WHAT YOU HAVE TO DO » From start to end, write out the following data exactly, apart from its images.

::: SUPPLIED INFORMATION

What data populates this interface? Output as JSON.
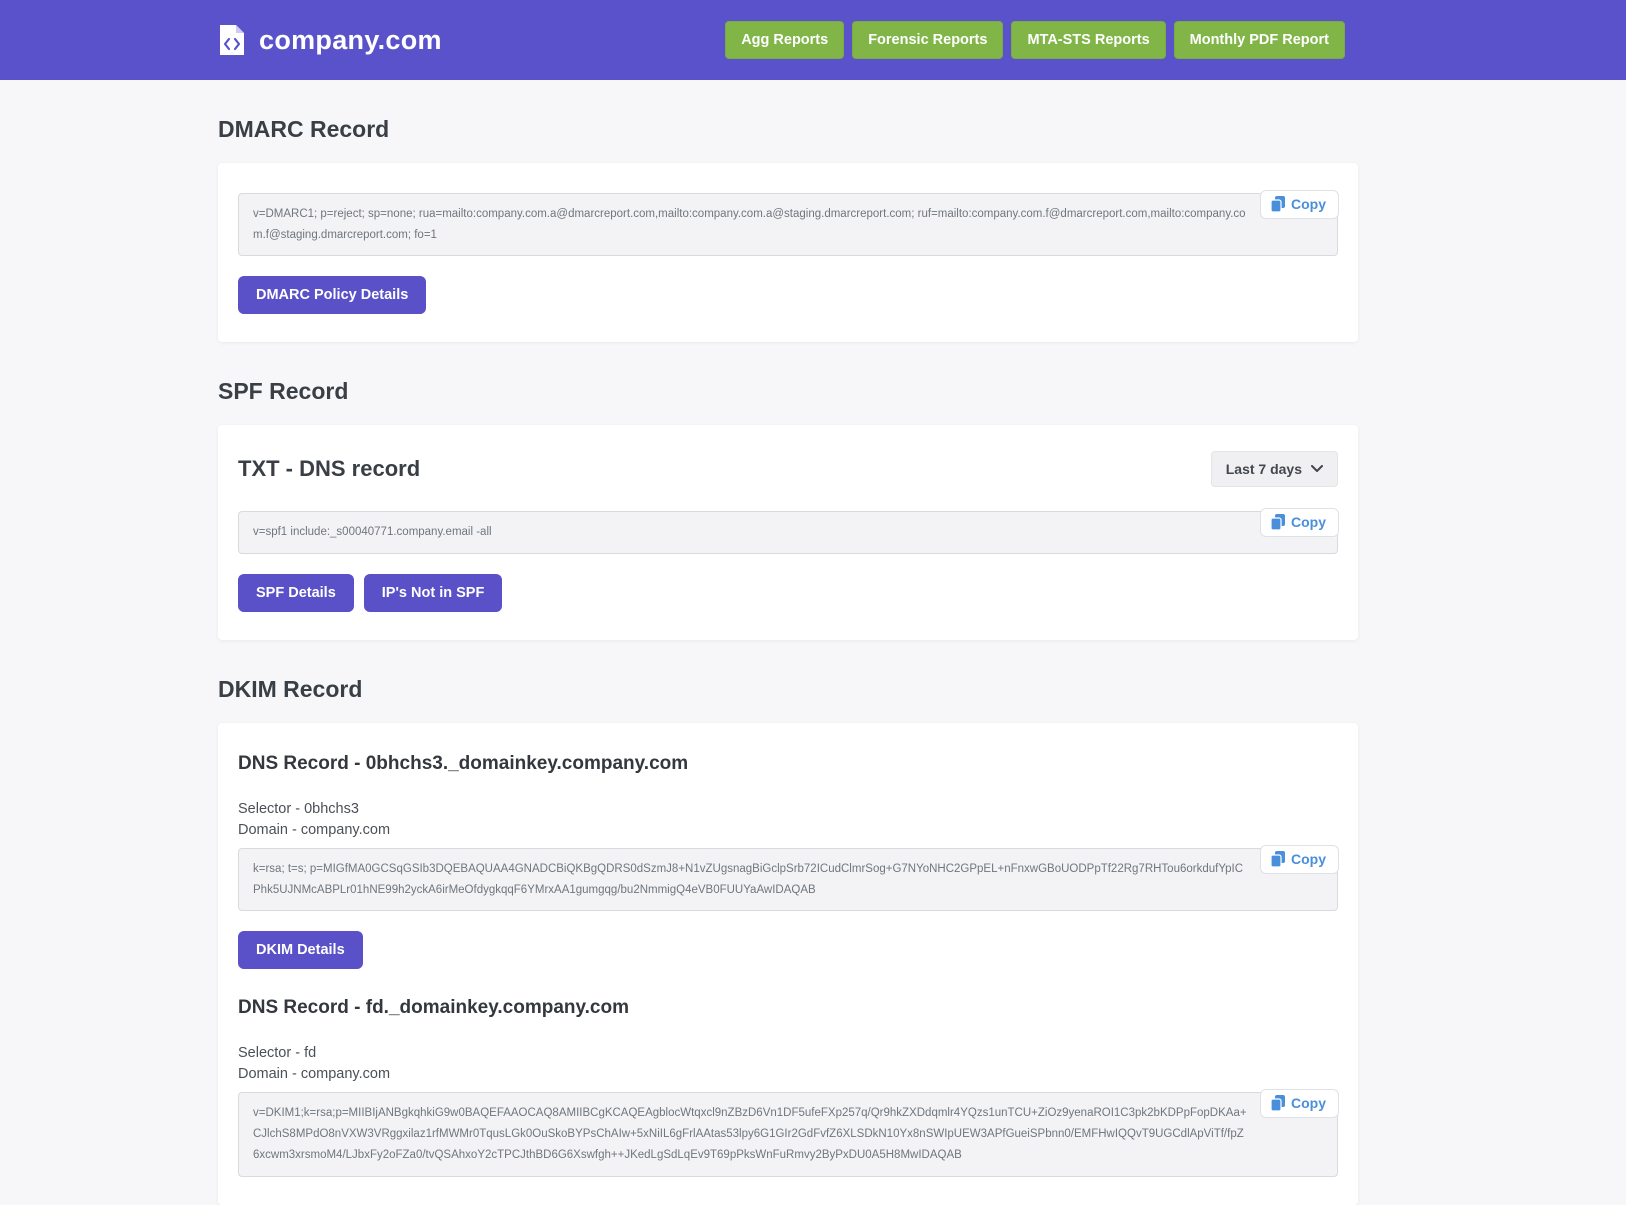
{
  "header": {
    "brand": "company.com",
    "nav": [
      {
        "label": "Agg Reports"
      },
      {
        "label": "Forensic Reports"
      },
      {
        "label": "MTA-STS Reports"
      },
      {
        "label": "Monthly PDF Report"
      }
    ]
  },
  "colors": {
    "header_bg": "#5a52cb",
    "nav_button_green": "#82b548",
    "primary_button_purple": "#5a50c8",
    "copy_blue": "#4a8fd9",
    "record_box_bg": "#f3f3f5"
  },
  "icons": {
    "brand": "file-code-icon",
    "copy": "clipboard-icon",
    "dropdown": "chevron-down-icon"
  },
  "dmarc": {
    "title": "DMARC Record",
    "record": "v=DMARC1; p=reject; sp=none; rua=mailto:company.com.a@dmarcreport.com,mailto:company.com.a@staging.dmarcreport.com; ruf=mailto:company.com.f@dmarcreport.com,mailto:company.com.f@staging.dmarcreport.com; fo=1",
    "copy_label": "Copy",
    "details_button": "DMARC Policy Details"
  },
  "spf": {
    "title": "SPF Record",
    "card_title": "TXT - DNS record",
    "period_selector": "Last 7 days",
    "record": "v=spf1 include:_s00040771.company.email -all",
    "copy_label": "Copy",
    "buttons": [
      {
        "label": "SPF Details"
      },
      {
        "label": "IP's Not in SPF"
      }
    ]
  },
  "dkim": {
    "title": "DKIM Record",
    "records": [
      {
        "heading": "DNS Record - 0bhchs3._domainkey.company.com",
        "selector": "Selector - 0bhchs3",
        "domain": "Domain - company.com",
        "record": "k=rsa; t=s; p=MIGfMA0GCSqGSIb3DQEBAQUAA4GNADCBiQKBgQDRS0dSzmJ8+N1vZUgsnagBiGclpSrb72ICudClmrSog+G7NYoNHC2GPpEL+nFnxwGBoUODPpTf22Rg7RHTou6orkdufYpICPhk5UJNMcABPLr01hNE99h2yckA6irMeOfdygkqqF6YMrxAA1gumgqg/bu2NmmigQ4eVB0FUUYaAwIDAQAB",
        "copy_label": "Copy",
        "details_button": "DKIM Details"
      },
      {
        "heading": "DNS Record - fd._domainkey.company.com",
        "selector": "Selector - fd",
        "domain": "Domain - company.com",
        "record": "v=DKIM1;k=rsa;p=MIIBIjANBgkqhkiG9w0BAQEFAAOCAQ8AMIIBCgKCAQEAgblocWtqxcl9nZBzD6Vn1DF5ufeFXp257q/Qr9hkZXDdqmlr4YQzs1unTCU+ZiOz9yenaROI1C3pk2bKDPpFopDKAa+CJlchS8MPdO8nVXW3VRggxilaz1rfMWMr0TqusLGk0OuSkoBYPsChAIw+5xNiIL6gFrlAAtas53lpy6G1GIr2GdFvfZ6XLSDkN10Yx8nSWIpUEW3APfGueiSPbnn0/EMFHwIQQvT9UGCdlApViTf/fpZ6xcwm3xrsmoM4/LJbxFy2oFZa0/tvQSAhxoY2cTPCJthBD6G6Xswfgh++JKedLgSdLqEv9T69pPksWnFuRmvy2ByPxDU0A5H8MwIDAQAB",
        "copy_label": "Copy"
      }
    ]
  }
}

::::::

FINAL ANSWER »
What data populates this interface? Output as JSON.
{
  "header": {
    "brand": "company.com",
    "nav": [
      {
        "label": "Agg Reports"
      },
      {
        "label": "Forensic Reports"
      },
      {
        "label": "MTA-STS Reports"
      },
      {
        "label": "Monthly PDF Report"
      }
    ]
  },
  "colors": {
    "header_bg": "#5a52cb",
    "nav_button_green": "#82b548",
    "primary_button_purple": "#5a50c8",
    "copy_blue": "#4a8fd9",
    "record_box_bg": "#f3f3f5"
  },
  "icons": {
    "brand": "file-code-icon",
    "copy": "clipboard-icon",
    "dropdown": "chevron-down-icon"
  },
  "dmarc": {
    "title": "DMARC Record",
    "record": "v=DMARC1; p=reject; sp=none; rua=mailto:company.com.a@dmarcreport.com,mailto:company.com.a@staging.dmarcreport.com; ruf=mailto:company.com.f@dmarcreport.com,mailto:company.com.f@staging.dmarcreport.com; fo=1",
    "copy_label": "Copy",
    "details_button": "DMARC Policy Details"
  },
  "spf": {
    "title": "SPF Record",
    "card_title": "TXT - DNS record",
    "period_selector": "Last 7 days",
    "record": "v=spf1 include:_s00040771.company.email -all",
    "copy_label": "Copy",
    "buttons": [
      {
        "label": "SPF Details"
      },
      {
        "label": "IP's Not in SPF"
      }
    ]
  },
  "dkim": {
    "title": "DKIM Record",
    "records": [
      {
        "heading": "DNS Record - 0bhchs3._domainkey.company.com",
        "selector": "Selector - 0bhchs3",
        "domain": "Domain - company.com",
        "record": "k=rsa; t=s; p=MIGfMA0GCSqGSIb3DQEBAQUAA4GNADCBiQKBgQDRS0dSzmJ8+N1vZUgsnagBiGclpSrb72ICudClmrSog+G7NYoNHC2GPpEL+nFnxwGBoUODPpTf22Rg7RHTou6orkdufYpICPhk5UJNMcABPLr01hNE99h2yckA6irMeOfdygkqqF6YMrxAA1gumgqg/bu2NmmigQ4eVB0FUUYaAwIDAQAB",
        "copy_label": "Copy",
        "details_button": "DKIM Details"
      },
      {
        "heading": "DNS Record - fd._domainkey.company.com",
        "selector": "Selector - fd",
        "domain": "Domain - company.com",
        "record": "v=DKIM1;k=rsa;p=MIIBIjANBgkqhkiG9w0BAQEFAAOCAQ8AMIIBCgKCAQEAgblocWtqxcl9nZBzD6Vn1DF5ufeFXp257q/Qr9hkZXDdqmlr4YQzs1unTCU+ZiOz9yenaROI1C3pk2bKDPpFopDKAa+CJlchS8MPdO8nVXW3VRggxilaz1rfMWMr0TqusLGk0OuSkoBYPsChAIw+5xNiIL6gFrlAAtas53lpy6G1GIr2GdFvfZ6XLSDkN10Yx8nSWIpUEW3APfGueiSPbnn0/EMFHwIQQvT9UGCdlApViTf/fpZ6xcwm3xrsmoM4/LJbxFy2oFZa0/tvQSAhxoY2cTPCJthBD6G6Xswfgh++JKedLgSdLqEv9T69pPksWnFuRmvy2ByPxDU0A5H8MwIDAQAB",
        "copy_label": "Copy"
      }
    ]
  }
}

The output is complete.